### Goal of the exercise
Your reply must contain the full listing below, reproduced exactly, but no pictures.

### Listed records
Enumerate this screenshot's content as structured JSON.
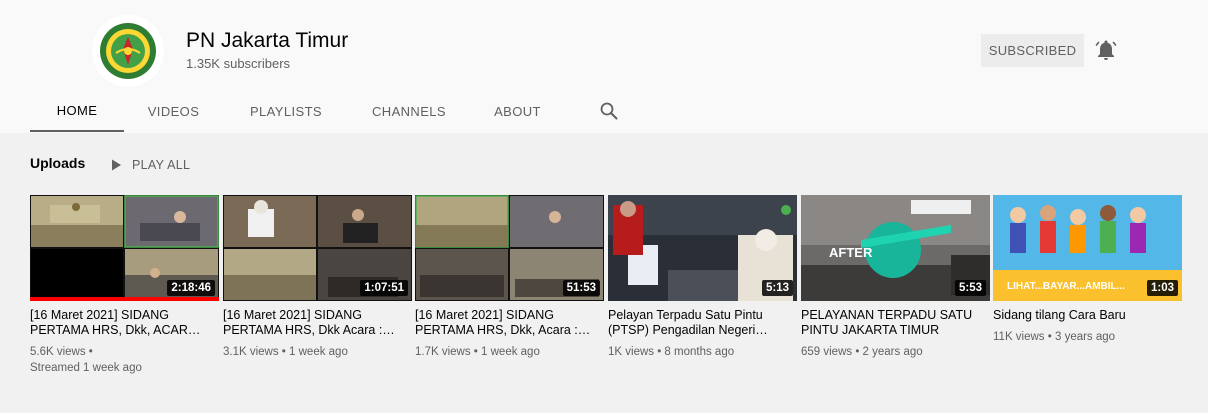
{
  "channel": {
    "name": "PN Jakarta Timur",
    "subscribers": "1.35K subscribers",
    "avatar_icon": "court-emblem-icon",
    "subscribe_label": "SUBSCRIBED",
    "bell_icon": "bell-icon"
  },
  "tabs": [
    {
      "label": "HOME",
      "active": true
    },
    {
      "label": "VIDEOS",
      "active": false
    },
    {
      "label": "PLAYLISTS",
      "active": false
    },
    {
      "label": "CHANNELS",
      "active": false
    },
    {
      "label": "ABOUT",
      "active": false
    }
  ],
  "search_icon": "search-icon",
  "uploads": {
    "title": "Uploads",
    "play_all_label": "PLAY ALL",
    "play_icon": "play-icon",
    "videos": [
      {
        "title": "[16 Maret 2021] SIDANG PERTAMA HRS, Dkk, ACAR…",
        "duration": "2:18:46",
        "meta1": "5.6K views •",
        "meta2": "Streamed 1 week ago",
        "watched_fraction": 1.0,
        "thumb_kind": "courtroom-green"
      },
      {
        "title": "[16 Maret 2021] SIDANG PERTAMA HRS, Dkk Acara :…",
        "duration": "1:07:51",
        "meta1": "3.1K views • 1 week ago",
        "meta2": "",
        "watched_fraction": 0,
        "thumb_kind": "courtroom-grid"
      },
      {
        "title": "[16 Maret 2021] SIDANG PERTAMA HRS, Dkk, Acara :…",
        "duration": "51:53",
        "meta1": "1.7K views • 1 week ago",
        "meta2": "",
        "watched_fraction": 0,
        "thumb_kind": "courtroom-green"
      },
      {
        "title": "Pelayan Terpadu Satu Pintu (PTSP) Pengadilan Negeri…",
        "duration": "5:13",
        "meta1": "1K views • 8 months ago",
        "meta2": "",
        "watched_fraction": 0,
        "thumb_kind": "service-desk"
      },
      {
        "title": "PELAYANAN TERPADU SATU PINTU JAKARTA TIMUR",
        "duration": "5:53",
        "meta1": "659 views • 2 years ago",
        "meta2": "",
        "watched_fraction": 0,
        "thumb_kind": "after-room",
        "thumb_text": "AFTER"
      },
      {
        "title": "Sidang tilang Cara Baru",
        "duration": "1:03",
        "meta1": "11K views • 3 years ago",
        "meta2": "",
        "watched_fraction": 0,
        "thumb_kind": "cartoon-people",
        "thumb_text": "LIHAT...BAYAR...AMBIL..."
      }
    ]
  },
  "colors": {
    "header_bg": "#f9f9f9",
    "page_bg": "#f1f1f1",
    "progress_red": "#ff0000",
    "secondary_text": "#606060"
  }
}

### Answer area
Enumerate this screenshot's content as structured JSON.
{
  "channel": {
    "name": "PN Jakarta Timur",
    "subscribers": "1.35K subscribers",
    "avatar_icon": "court-emblem-icon",
    "subscribe_label": "SUBSCRIBED",
    "bell_icon": "bell-icon"
  },
  "tabs": [
    {
      "label": "HOME",
      "active": true
    },
    {
      "label": "VIDEOS",
      "active": false
    },
    {
      "label": "PLAYLISTS",
      "active": false
    },
    {
      "label": "CHANNELS",
      "active": false
    },
    {
      "label": "ABOUT",
      "active": false
    }
  ],
  "search_icon": "search-icon",
  "uploads": {
    "title": "Uploads",
    "play_all_label": "PLAY ALL",
    "play_icon": "play-icon",
    "videos": [
      {
        "title": "[16 Maret 2021] SIDANG PERTAMA HRS, Dkk, ACAR…",
        "duration": "2:18:46",
        "meta1": "5.6K views •",
        "meta2": "Streamed 1 week ago",
        "watched_fraction": 1.0,
        "thumb_kind": "courtroom-green"
      },
      {
        "title": "[16 Maret 2021] SIDANG PERTAMA HRS, Dkk Acara :…",
        "duration": "1:07:51",
        "meta1": "3.1K views • 1 week ago",
        "meta2": "",
        "watched_fraction": 0,
        "thumb_kind": "courtroom-grid"
      },
      {
        "title": "[16 Maret 2021] SIDANG PERTAMA HRS, Dkk, Acara :…",
        "duration": "51:53",
        "meta1": "1.7K views • 1 week ago",
        "meta2": "",
        "watched_fraction": 0,
        "thumb_kind": "courtroom-green"
      },
      {
        "title": "Pelayan Terpadu Satu Pintu (PTSP) Pengadilan Negeri…",
        "duration": "5:13",
        "meta1": "1K views • 8 months ago",
        "meta2": "",
        "watched_fraction": 0,
        "thumb_kind": "service-desk"
      },
      {
        "title": "PELAYANAN TERPADU SATU PINTU JAKARTA TIMUR",
        "duration": "5:53",
        "meta1": "659 views • 2 years ago",
        "meta2": "",
        "watched_fraction": 0,
        "thumb_kind": "after-room",
        "thumb_text": "AFTER"
      },
      {
        "title": "Sidang tilang Cara Baru",
        "duration": "1:03",
        "meta1": "11K views • 3 years ago",
        "meta2": "",
        "watched_fraction": 0,
        "thumb_kind": "cartoon-people",
        "thumb_text": "LIHAT...BAYAR...AMBIL..."
      }
    ]
  },
  "colors": {
    "header_bg": "#f9f9f9",
    "page_bg": "#f1f1f1",
    "progress_red": "#ff0000",
    "secondary_text": "#606060"
  }
}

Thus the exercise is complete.